By RICK BROWN
IOWA CITY, Iowa — Gene Elliott was a four-year golf letterwinner at the University of Iowa from 1981-84.
“I was never All-Big Ten, never an All-American,” Elliott said. “I won a few small college tournaments, and I was a decent junior player. But I got a lot better when I got out of college.”
Elliott, 57, a West Des Moines businessman, is now one of the elite senior amateur golfers in the world.
Named the senior amateur national player of the year in 2018 by Golfweek and AmateurGolf.com, Elliott followed that with a 2019 to remember.
In a two-week stretch in the summer, he was the low amateur at the British Senior Open at Royal Lytham & St. Annes, then lost a three-hole sudden-death playoff for the British Senior Amateur title at North Berwick in Scotland.
“Those two weeks are something I’ll cherish for the rest of my life,” Elliott said.
He also won the Canadian Senior Amateur title for a second time in three years outside of Toronto. He lapped the field by five shots.
And when he stayed home, Elliott won both the Iowa Senior Amateur stroke and match-play titles and took home the Iowa Golf Association’s Senior Player of the Year award for a fourth time.
Elliott’s Iowa Senior Amateur Match Play crown was a homecoming of sorts. He won the title at his old stomping grounds, the University of Iowa’s Finkbine course.
“Finkbine’s the best it has ever been,” Elliott said. “I’m excited to see the new clubhouse when it’s done.”
Elliott’s good times at Finkbine started before he teed it up as a Hawkeye. As a senior at Bettendorf (Iowa) High School, Elliott won 1980 state Class 3A medalist honors at Finkbine. He edged teammate Greg Tebbutt on the sixth hole of their sudden-death playoff. Elliott and Tebbutt were teammates at Iowa.
Elliott won the Western Junior that summer in West Lafayette, Indiana, and got a lot of feelers from colleges. He stuck with his decision to attend Iowa.
After graduating, Elliott jumped into professional golf in June of 1984.

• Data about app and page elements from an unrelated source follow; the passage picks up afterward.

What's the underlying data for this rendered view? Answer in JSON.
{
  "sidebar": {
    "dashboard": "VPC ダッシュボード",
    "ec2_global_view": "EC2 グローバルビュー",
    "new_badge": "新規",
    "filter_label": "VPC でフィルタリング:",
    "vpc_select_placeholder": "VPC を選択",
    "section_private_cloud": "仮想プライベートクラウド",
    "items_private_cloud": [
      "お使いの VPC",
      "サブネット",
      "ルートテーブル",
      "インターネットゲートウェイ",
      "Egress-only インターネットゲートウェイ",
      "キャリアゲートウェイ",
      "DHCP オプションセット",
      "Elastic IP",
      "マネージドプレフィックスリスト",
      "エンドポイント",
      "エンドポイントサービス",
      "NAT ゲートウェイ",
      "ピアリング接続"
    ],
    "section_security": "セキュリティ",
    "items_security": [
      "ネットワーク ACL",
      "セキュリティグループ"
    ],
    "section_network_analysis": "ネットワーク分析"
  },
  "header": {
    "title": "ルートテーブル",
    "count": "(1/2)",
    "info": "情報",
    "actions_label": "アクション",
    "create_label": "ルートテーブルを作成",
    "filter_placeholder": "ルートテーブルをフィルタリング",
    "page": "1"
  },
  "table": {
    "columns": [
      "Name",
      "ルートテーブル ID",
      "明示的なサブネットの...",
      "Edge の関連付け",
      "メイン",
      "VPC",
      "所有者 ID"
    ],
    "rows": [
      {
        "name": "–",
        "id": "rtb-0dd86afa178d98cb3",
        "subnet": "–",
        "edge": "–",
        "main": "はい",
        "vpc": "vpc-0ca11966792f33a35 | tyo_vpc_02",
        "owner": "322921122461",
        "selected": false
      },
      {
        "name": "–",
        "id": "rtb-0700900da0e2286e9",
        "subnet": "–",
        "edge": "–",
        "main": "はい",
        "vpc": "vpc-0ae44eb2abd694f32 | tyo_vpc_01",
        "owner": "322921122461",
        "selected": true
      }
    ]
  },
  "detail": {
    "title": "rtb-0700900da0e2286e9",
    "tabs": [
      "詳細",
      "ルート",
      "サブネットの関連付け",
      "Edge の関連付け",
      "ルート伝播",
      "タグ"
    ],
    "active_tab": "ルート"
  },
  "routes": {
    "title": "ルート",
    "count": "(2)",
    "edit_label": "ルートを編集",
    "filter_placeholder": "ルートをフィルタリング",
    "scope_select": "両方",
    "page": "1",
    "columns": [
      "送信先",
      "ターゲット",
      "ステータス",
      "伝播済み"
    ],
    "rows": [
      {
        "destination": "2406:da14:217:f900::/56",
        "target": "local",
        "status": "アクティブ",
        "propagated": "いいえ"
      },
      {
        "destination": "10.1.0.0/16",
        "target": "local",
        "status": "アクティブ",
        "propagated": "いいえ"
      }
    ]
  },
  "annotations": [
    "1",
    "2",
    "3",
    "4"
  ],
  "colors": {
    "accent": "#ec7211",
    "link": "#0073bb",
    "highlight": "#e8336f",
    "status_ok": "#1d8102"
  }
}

“With my track record, you could say I was crazy to even try, but I gave it a decent shot,” he said.
Elliott won the Iowa Open a year into his pro career. In 1986, he added the Missouri Open title and qualified for the PGA Tour’s St. Jude Memphis Classic through Monday qualifying.
Paired with Fuzzy Zoeller in the final round, Elliott tied for sixth and won $17,632.
He played in Asia in 1985, and Canada in 1988 and 1989. A highlight came when he beat PGA Tour player Dave Barr by two shots to win the 1988 Quebec Open. He also spent part of the 1989 season on the European Tour.
Elliott made five attempts to qualify for the PGA Tour, reaching the final stage on three occasions. Twice, he let great opportunities get away.
“I choked,” Elliott said. “That’s all you can say. I guess it wasn’t meant to be.”
He regained his amateur status in 1994, and became one of Iowa’s elite players. Career highlights include three Iowa Amateur titles, four Iowa Mid-Amateur titles, two Iowa Opens, and four Iowa Senior Amateurs. He was also the IGA’s player of the year four times.
Elliott expanded the family’s Elliott Equipment Company in 1991.
His good friend, Mike McCoy, another of Iowa’s greatest players, talked him into trying his luck at national amateur events. That got his competitive juices flowing again. Elliott was medalist at the 1999 U.S. Amateur at Pebble Beach, and has played in more than 30 United States Golf Association-sponsored events.
Elliott turned 55 on Feb. 26, 2017, which made him eligible for national and international senior amateur competition. He finished second in the 2017 AmateurGolf.com senior player of the year standings. He won his first Canadian Senior Amateur, and tied for second in the British Senior Amateur at Sunningdale Golf Club.
Elliott tied for third in both those events in 2018. He also qualified for the Senior British Open at St. Andrews, where he shot a second-round 69 and missed the cut by a single shot.
He took his game up a notch in 2019, and doesn’t look to be slowing down.
“Senior golf has been an absolute blast,” Elliott said. “You get to go to some of the most wonderful places in the country and world. Each year has been great and different. This summer overseas was probably the most exciting two weeks I’ve ever had in the game.”
Knowing he needed to par the last two holes to make the cut at Royal Lytham at the Senior British Open, Elliott made a 20-footer for birdie at the 17th.
Two rounds later, he was presented a silver medal for being low amateur and posed for pictures with the champion, Bernhard Langer. Elliott also received an exemption into the 2020 championship at Sunningdale.
“I told Bernhard, I have one favor to ask,” Elliott said. “I want to play a practice round with you next year at Sunningdale. He said, ‘You’ve got it,’ so I have that to look forward to.”
By RICK BROWN